When you reach the records below, output each one exactly.

··········

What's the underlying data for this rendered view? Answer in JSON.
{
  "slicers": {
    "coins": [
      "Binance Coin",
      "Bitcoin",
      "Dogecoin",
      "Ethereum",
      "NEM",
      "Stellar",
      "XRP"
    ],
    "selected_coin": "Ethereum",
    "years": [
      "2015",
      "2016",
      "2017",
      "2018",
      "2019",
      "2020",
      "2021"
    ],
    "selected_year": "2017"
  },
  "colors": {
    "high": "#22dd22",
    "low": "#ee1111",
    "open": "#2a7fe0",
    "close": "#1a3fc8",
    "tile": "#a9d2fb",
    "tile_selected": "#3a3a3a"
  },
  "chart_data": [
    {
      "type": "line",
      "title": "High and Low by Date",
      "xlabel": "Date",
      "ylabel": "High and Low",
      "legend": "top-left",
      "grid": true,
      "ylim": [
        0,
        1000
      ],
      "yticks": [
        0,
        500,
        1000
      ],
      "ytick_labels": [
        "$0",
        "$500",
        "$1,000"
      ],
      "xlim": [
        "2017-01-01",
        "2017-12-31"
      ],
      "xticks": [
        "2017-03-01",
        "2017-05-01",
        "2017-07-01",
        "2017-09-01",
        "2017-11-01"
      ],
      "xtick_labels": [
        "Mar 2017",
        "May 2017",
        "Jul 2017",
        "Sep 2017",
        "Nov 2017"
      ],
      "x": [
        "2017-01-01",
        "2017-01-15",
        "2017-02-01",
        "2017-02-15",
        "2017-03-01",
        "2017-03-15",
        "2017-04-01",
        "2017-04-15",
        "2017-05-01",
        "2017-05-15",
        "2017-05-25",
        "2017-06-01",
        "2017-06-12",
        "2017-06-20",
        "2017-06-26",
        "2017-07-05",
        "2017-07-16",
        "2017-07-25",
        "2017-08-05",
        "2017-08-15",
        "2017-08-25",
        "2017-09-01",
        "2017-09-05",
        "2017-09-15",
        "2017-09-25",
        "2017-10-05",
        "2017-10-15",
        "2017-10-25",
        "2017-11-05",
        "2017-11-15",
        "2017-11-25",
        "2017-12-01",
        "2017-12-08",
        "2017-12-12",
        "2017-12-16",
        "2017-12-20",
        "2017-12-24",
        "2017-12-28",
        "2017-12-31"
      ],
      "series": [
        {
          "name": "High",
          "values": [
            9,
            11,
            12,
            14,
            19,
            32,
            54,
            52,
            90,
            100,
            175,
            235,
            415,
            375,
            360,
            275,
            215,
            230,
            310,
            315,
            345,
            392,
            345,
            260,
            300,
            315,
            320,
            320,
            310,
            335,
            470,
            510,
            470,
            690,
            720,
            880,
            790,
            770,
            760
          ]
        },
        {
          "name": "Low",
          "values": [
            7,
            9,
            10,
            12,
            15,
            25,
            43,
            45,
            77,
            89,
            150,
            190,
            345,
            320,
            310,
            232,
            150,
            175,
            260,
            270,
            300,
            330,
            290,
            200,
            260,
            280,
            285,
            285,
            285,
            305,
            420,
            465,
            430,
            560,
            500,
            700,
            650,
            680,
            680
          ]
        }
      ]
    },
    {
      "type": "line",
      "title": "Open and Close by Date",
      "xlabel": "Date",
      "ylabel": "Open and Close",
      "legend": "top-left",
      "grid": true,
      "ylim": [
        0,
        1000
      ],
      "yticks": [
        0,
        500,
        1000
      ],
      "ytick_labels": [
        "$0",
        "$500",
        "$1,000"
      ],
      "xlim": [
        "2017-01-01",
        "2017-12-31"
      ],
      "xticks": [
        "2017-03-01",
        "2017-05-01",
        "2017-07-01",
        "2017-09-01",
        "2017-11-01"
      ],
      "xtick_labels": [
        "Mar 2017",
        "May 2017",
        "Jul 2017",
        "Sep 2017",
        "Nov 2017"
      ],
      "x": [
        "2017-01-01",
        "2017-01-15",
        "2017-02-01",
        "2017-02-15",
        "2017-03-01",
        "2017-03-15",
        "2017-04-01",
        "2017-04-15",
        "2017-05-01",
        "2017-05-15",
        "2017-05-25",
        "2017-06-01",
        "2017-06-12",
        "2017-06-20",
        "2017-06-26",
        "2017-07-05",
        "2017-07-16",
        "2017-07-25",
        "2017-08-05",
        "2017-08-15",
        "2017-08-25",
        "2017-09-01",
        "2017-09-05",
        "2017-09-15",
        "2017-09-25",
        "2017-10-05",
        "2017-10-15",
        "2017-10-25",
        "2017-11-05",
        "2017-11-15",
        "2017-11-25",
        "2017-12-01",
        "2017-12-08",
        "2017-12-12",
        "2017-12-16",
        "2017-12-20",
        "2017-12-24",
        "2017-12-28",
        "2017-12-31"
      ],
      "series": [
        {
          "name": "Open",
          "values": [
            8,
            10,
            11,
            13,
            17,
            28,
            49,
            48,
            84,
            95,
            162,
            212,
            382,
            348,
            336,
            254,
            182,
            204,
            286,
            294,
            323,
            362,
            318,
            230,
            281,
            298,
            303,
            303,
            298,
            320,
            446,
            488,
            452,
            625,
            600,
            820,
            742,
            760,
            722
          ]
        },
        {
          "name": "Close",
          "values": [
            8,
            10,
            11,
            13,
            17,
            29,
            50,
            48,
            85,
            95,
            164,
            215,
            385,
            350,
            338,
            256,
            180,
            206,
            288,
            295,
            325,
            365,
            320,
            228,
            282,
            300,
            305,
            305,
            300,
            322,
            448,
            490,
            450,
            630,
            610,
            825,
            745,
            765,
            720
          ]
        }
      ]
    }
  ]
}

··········

→ Exercise result
What's the underlying data for this rendered view? Answer in JSON.
{
  "slicers": {
    "coins": [
      "Binance Coin",
      "Bitcoin",
      "Dogecoin",
      "Ethereum",
      "NEM",
      "Stellar",
      "XRP"
    ],
    "selected_coin": "Ethereum",
    "years": [
      "2015",
      "2016",
      "2017",
      "2018",
      "2019",
      "2020",
      "2021"
    ],
    "selected_year": "2017"
  },
  "colors": {
    "high": "#22dd22",
    "low": "#ee1111",
    "open": "#2a7fe0",
    "close": "#1a3fc8",
    "tile": "#a9d2fb",
    "tile_selected": "#3a3a3a"
  },
  "chart_data": [
    {
      "type": "line",
      "title": "High and Low by Date",
      "xlabel": "Date",
      "ylabel": "High and Low",
      "legend": "top-left",
      "grid": true,
      "ylim": [
        0,
        1000
      ],
      "yticks": [
        0,
        500,
        1000
      ],
      "ytick_labels": [
        "$0",
        "$500",
        "$1,000"
      ],
      "xlim": [
        "2017-01-01",
        "2017-12-31"
      ],
      "xticks": [
        "2017-03-01",
        "2017-05-01",
        "2017-07-01",
        "2017-09-01",
        "2017-11-01"
      ],
      "xtick_labels": [
        "Mar 2017",
        "May 2017",
        "Jul 2017",
        "Sep 2017",
        "Nov 2017"
      ],
      "x": [
        "2017-01-01",
        "2017-01-15",
        "2017-02-01",
        "2017-02-15",
        "2017-03-01",
        "2017-03-15",
        "2017-04-01",
        "2017-04-15",
        "2017-05-01",
        "2017-05-15",
        "2017-05-25",
        "2017-06-01",
        "2017-06-12",
        "2017-06-20",
        "2017-06-26",
        "2017-07-05",
        "2017-07-16",
        "2017-07-25",
        "2017-08-05",
        "2017-08-15",
        "2017-08-25",
        "2017-09-01",
        "2017-09-05",
        "2017-09-15",
        "2017-09-25",
        "2017-10-05",
        "2017-10-15",
        "2017-10-25",
        "2017-11-05",
        "2017-11-15",
        "2017-11-25",
        "2017-12-01",
        "2017-12-08",
        "2017-12-12",
        "2017-12-16",
        "2017-12-20",
        "2017-12-24",
        "2017-12-28",
        "2017-12-31"
      ],
      "series": [
        {
          "name": "High",
          "values": [
            9,
            11,
            12,
            14,
            19,
            32,
            54,
            52,
            90,
            100,
            175,
            235,
            415,
            375,
            360,
            275,
            215,
            230,
            310,
            315,
            345,
            392,
            345,
            260,
            300,
            315,
            320,
            320,
            310,
            335,
            470,
            510,
            470,
            690,
            720,
            880,
            790,
            770,
            760
          ]
        },
        {
          "name": "Low",
          "values": [
            7,
            9,
            10,
            12,
            15,
            25,
            43,
            45,
            77,
            89,
            150,
            190,
            345,
            320,
            310,
            232,
            150,
            175,
            260,
            270,
            300,
            330,
            290,
            200,
            260,
            280,
            285,
            285,
            285,
            305,
            420,
            465,
            430,
            560,
            500,
            700,
            650,
            680,
            680
          ]
        }
      ]
    },
    {
      "type": "line",
      "title": "Open and Close by Date",
      "xlabel": "Date",
      "ylabel": "Open and Close",
      "legend": "top-left",
      "grid": true,
      "ylim": [
        0,
        1000
      ],
      "yticks": [
        0,
        500,
        1000
      ],
      "ytick_labels": [
        "$0",
        "$500",
        "$1,000"
      ],
      "xlim": [
        "2017-01-01",
        "2017-12-31"
      ],
      "xticks": [
        "2017-03-01",
        "2017-05-01",
        "2017-07-01",
        "2017-09-01",
        "2017-11-01"
      ],
      "xtick_labels": [
        "Mar 2017",
        "May 2017",
        "Jul 2017",
        "Sep 2017",
        "Nov 2017"
      ],
      "x": [
        "2017-01-01",
        "2017-01-15",
        "2017-02-01",
        "2017-02-15",
        "2017-03-01",
        "2017-03-15",
        "2017-04-01",
        "2017-04-15",
        "2017-05-01",
        "2017-05-15",
        "2017-05-25",
        "2017-06-01",
        "2017-06-12",
        "2017-06-20",
        "2017-06-26",
        "2017-07-05",
        "2017-07-16",
        "2017-07-25",
        "2017-08-05",
        "2017-08-15",
        "2017-08-25",
        "2017-09-01",
        "2017-09-05",
        "2017-09-15",
        "2017-09-25",
        "2017-10-05",
        "2017-10-15",
        "2017-10-25",
        "2017-11-05",
        "2017-11-15",
        "2017-11-25",
        "2017-12-01",
        "2017-12-08",
        "2017-12-12",
        "2017-12-16",
        "2017-12-20",
        "2017-12-24",
        "2017-12-28",
        "2017-12-31"
      ],
      "series": [
        {
          "name": "Open",
          "values": [
            8,
            10,
            11,
            13,
            17,
            28,
            49,
            48,
            84,
            95,
            162,
            212,
            382,
            348,
            336,
            254,
            182,
            204,
            286,
            294,
            323,
            362,
            318,
            230,
            281,
            298,
            303,
            303,
            298,
            320,
            446,
            488,
            452,
            625,
            600,
            820,
            742,
            760,
            722
          ]
        },
        {
          "name": "Close",
          "values": [
            8,
            10,
            11,
            13,
            17,
            29,
            50,
            48,
            85,
            95,
            164,
            215,
            385,
            350,
            338,
            256,
            180,
            206,
            288,
            295,
            325,
            365,
            320,
            228,
            282,
            300,
            305,
            305,
            300,
            322,
            448,
            490,
            450,
            630,
            610,
            825,
            745,
            765,
            720
          ]
        }
      ]
    }
  ]
}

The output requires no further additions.